This coming Sunday’s New York Times Magazine includes a Q and A with a once-shadowy character named Stephen Marks, here billed as a GOP political “Oppo Man.” Naturally he has a new book, called “Confessions of a Political Hitman.” In the interview he objects to being called “unsavory” and claims, “opposition researchers perform a needed public service. The voter has a right to know the history of any candidate.” He says he sleeps well at night and has “no” qualms about his work.
He even defends his 2000 spot that juxtaposed footage of Al Gore with Al Sharpton urging college students to “off the pigs.” Marks admits it was “nasty and negative , but it was accurate, just like the Willie Horton ad that finished off Dukakis.”
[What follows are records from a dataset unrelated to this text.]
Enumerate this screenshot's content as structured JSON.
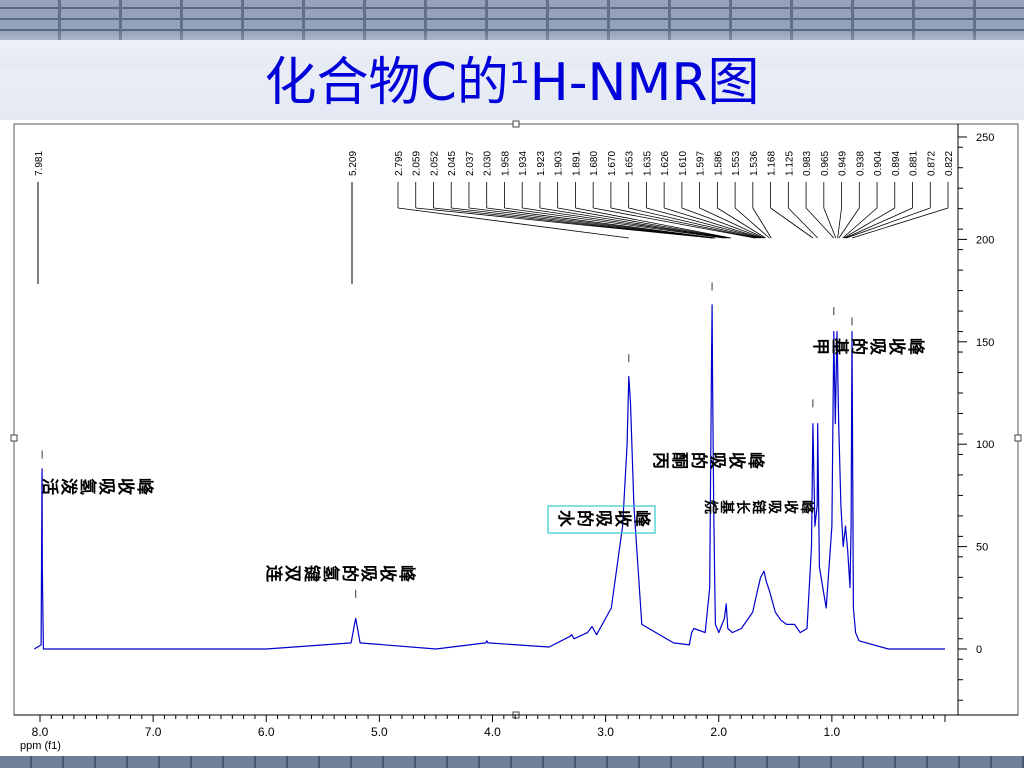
{
  "page_title": "化合物C的¹H-NMR图",
  "chart_data": {
    "type": "line",
    "title": "化合物C的¹H-NMR图",
    "xlabel": "ppm (f1)",
    "ylabel": "",
    "xlim": [
      8.05,
      0.0
    ],
    "ylim": [
      -30,
      255
    ],
    "x_ticks": [
      8.0,
      7.0,
      6.0,
      5.0,
      4.0,
      3.0,
      2.0,
      1.0
    ],
    "x_tick_labels": [
      "8.0",
      "7.0",
      "6.0",
      "5.0",
      "4.0",
      "3.0",
      "2.0",
      "1.0"
    ],
    "y_ticks": [
      0,
      50,
      100,
      150,
      200,
      250
    ],
    "y_tick_labels": [
      "0",
      "50",
      "100",
      "150",
      "200",
      "250"
    ],
    "grid": false,
    "line_color": "#0000cc",
    "series": [
      {
        "x": [
          8.05,
          7.99,
          7.982,
          7.981,
          7.98,
          7.97,
          7.0,
          6.0,
          5.25,
          5.22,
          5.209,
          5.2,
          5.17,
          4.5,
          4.06,
          4.05,
          4.04,
          3.5,
          3.32,
          3.3,
          3.28,
          3.16,
          3.12,
          3.08,
          2.95,
          2.85,
          2.81,
          2.795,
          2.78,
          2.75,
          2.68,
          2.4,
          2.26,
          2.24,
          2.22,
          2.12,
          2.08,
          2.064,
          2.059,
          2.054,
          2.045,
          2.035,
          2.03,
          2.0,
          1.95,
          1.934,
          1.92,
          1.88,
          1.8,
          1.7,
          1.66,
          1.63,
          1.6,
          1.58,
          1.55,
          1.5,
          1.45,
          1.4,
          1.33,
          1.28,
          1.22,
          1.18,
          1.168,
          1.15,
          1.13,
          1.125,
          1.11,
          1.05,
          1.0,
          0.983,
          0.97,
          0.955,
          0.94,
          0.92,
          0.9,
          0.88,
          0.86,
          0.84,
          0.83,
          0.822,
          0.81,
          0.79,
          0.76,
          0.5,
          0.0
        ],
        "y": [
          0,
          2,
          85,
          88,
          40,
          0,
          0,
          0,
          3,
          12,
          15,
          12,
          3,
          0,
          3,
          4,
          3,
          1,
          6,
          7,
          5,
          8,
          11,
          7,
          20,
          60,
          100,
          133,
          120,
          70,
          12,
          3,
          2,
          8,
          10,
          8,
          30,
          140,
          168,
          130,
          70,
          30,
          12,
          8,
          15,
          22,
          10,
          8,
          10,
          18,
          28,
          35,
          38,
          33,
          28,
          18,
          14,
          12,
          12,
          8,
          10,
          50,
          110,
          60,
          70,
          110,
          40,
          20,
          60,
          155,
          110,
          155,
          110,
          70,
          50,
          60,
          48,
          30,
          60,
          155,
          20,
          8,
          4,
          0,
          0
        ]
      }
    ],
    "peak_labels": [
      "7.981",
      "5.209",
      "2.795",
      "2.059",
      "2.052",
      "2.045",
      "2.037",
      "2.030",
      "1.958",
      "1.934",
      "1.923",
      "1.903",
      "1.891",
      "1.680",
      "1.670",
      "1.653",
      "1.635",
      "1.626",
      "1.610",
      "1.597",
      "1.586",
      "1.553",
      "1.536",
      "1.168",
      "1.125",
      "0.983",
      "0.965",
      "0.949",
      "0.938",
      "0.904",
      "0.894",
      "0.881",
      "0.872",
      "0.822"
    ],
    "annotations": [
      {
        "text": "活泼氢吸收峰",
        "x": 7.2,
        "y": 93
      },
      {
        "text": "连双键氢的吸收峰",
        "x": 5.3,
        "y": 42
      },
      {
        "text": "水的吸收峰",
        "x": 2.95,
        "y": 65
      },
      {
        "text": "丙酮的吸收峰",
        "x": 2.05,
        "y": 97
      },
      {
        "text": "烷基长链吸收峰",
        "x": 1.62,
        "y": 70
      },
      {
        "text": "甲基的吸收峰",
        "x": 0.9,
        "y": 150
      }
    ]
  }
}
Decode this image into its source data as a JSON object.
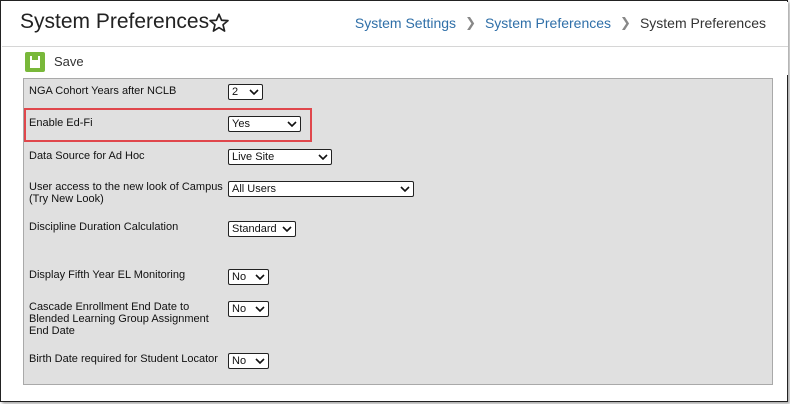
{
  "header": {
    "title": "System Preferences",
    "breadcrumb": [
      "System Settings",
      "System Preferences",
      "System Preferences"
    ]
  },
  "toolbar": {
    "save_label": "Save"
  },
  "preferences": [
    {
      "label": "NGA Cohort Years after NCLB",
      "value": "2"
    },
    {
      "label": "Enable Ed-Fi",
      "value": "Yes"
    },
    {
      "label": "Data Source for Ad Hoc",
      "value": "Live Site"
    },
    {
      "label": "User access to the new look of Campus (Try New Look)",
      "value": "All Users"
    },
    {
      "label": "Discipline Duration Calculation",
      "value": "Standard"
    },
    {
      "label": "Display Fifth Year EL Monitoring",
      "value": "No"
    },
    {
      "label": "Cascade Enrollment End Date to Blended Learning Group Assignment End Date",
      "value": "No"
    },
    {
      "label": "Birth Date required for Student Locator",
      "value": "No"
    }
  ],
  "colors": {
    "highlight": "#e0474c",
    "save_icon": "#79b83a",
    "link": "#2f6fa8"
  }
}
Will there be less negative campaigning this year, as candidates are now promising? “I doubt it. Negative campaigning is part of Americans politics’ collective DNA.” And he disagrees that Republicans are better than Democrats at it. But he claims he has retired from that type of work, while retaining his consultant business: “I want a calmer, more normal life, not looking through countless records just to find that some candidate has a porn-related Web site.”
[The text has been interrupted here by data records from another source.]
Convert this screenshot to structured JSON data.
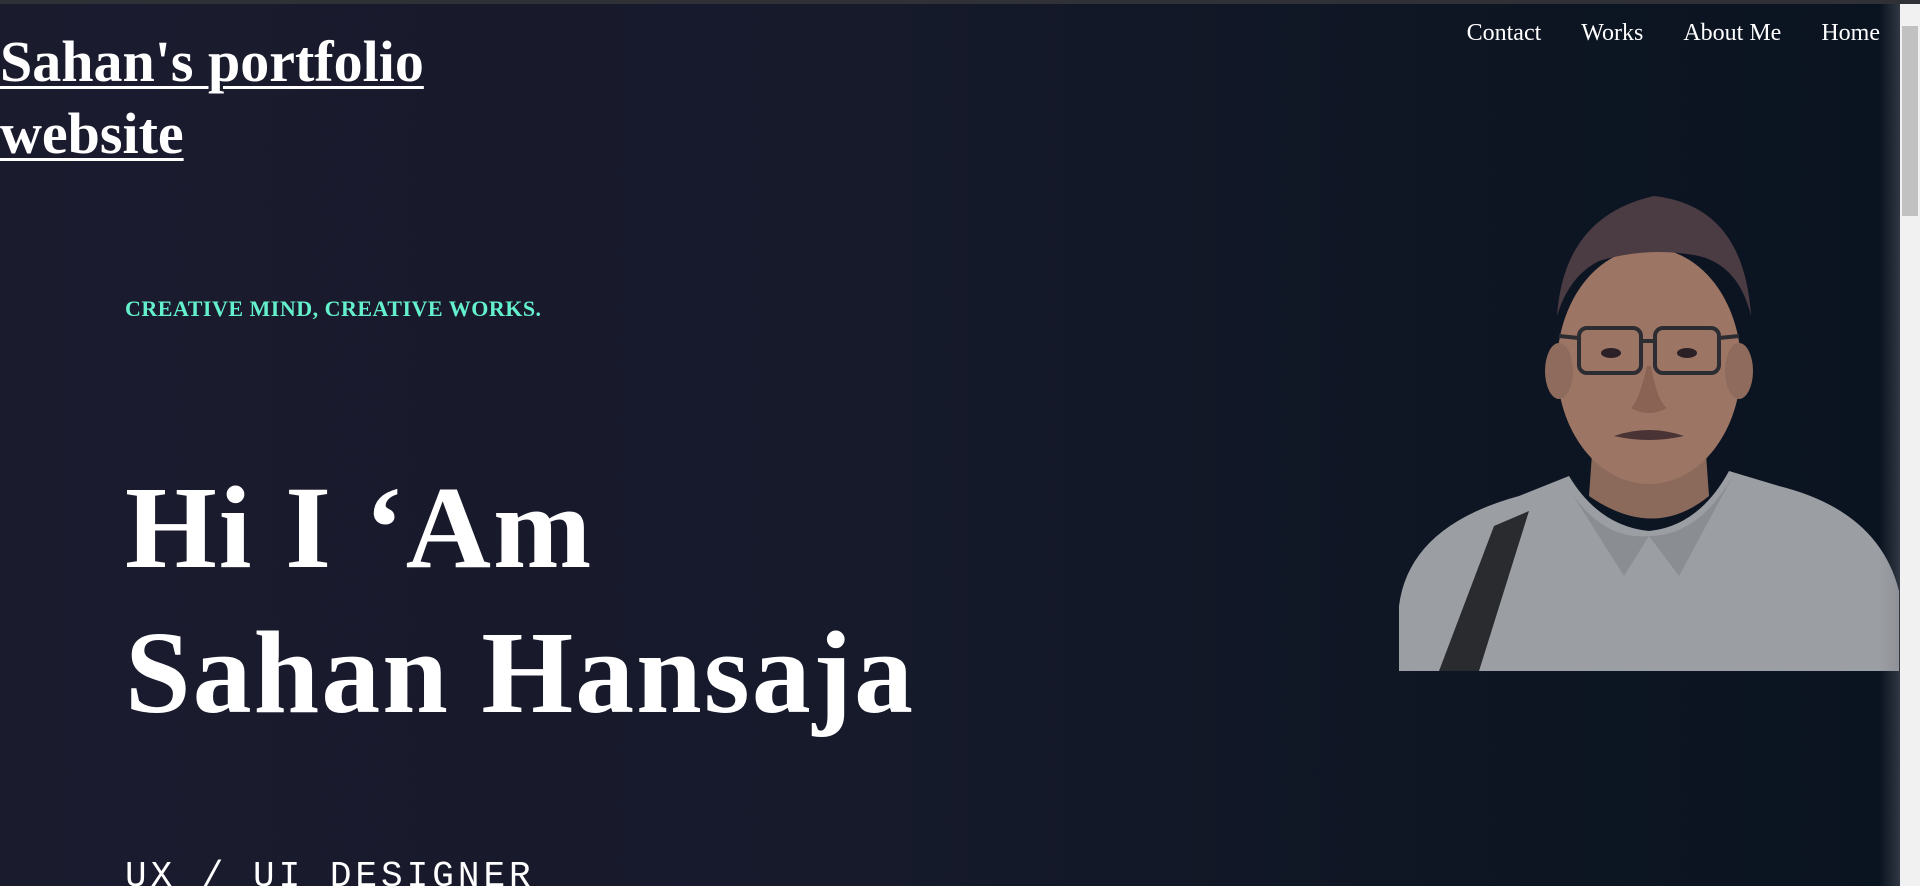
{
  "header": {
    "site_title": "Sahan's portfolio website"
  },
  "nav": {
    "items": [
      "Contact",
      "Works",
      "About Me",
      "Home"
    ]
  },
  "hero": {
    "tagline": "CREATIVE MIND, CREATIVE WORKS.",
    "headline_line1": "Hi I ‘Am",
    "headline_line2": "Sahan Hansaja",
    "role": "UX / UI DESIGNER"
  },
  "colors": {
    "accent": "#64f0cc",
    "background_left": "#1b1b2e",
    "background_right": "#0a1420"
  }
}
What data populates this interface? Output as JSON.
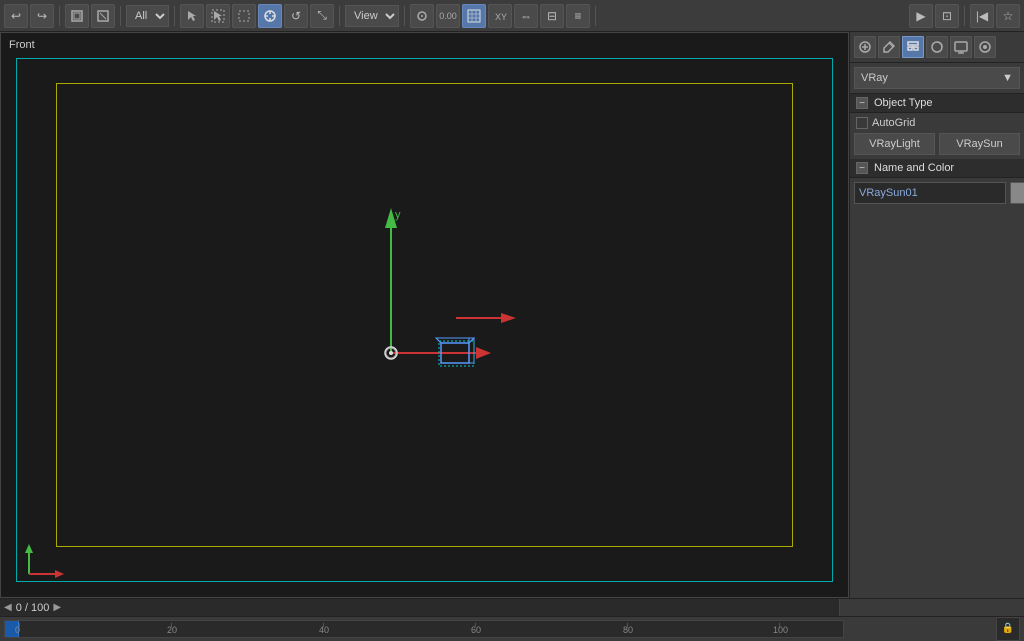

Meanwhile, everyone's favorite "hit" of the day: Huckabee this morning saying Fred Thompson needed to take some Metamucil.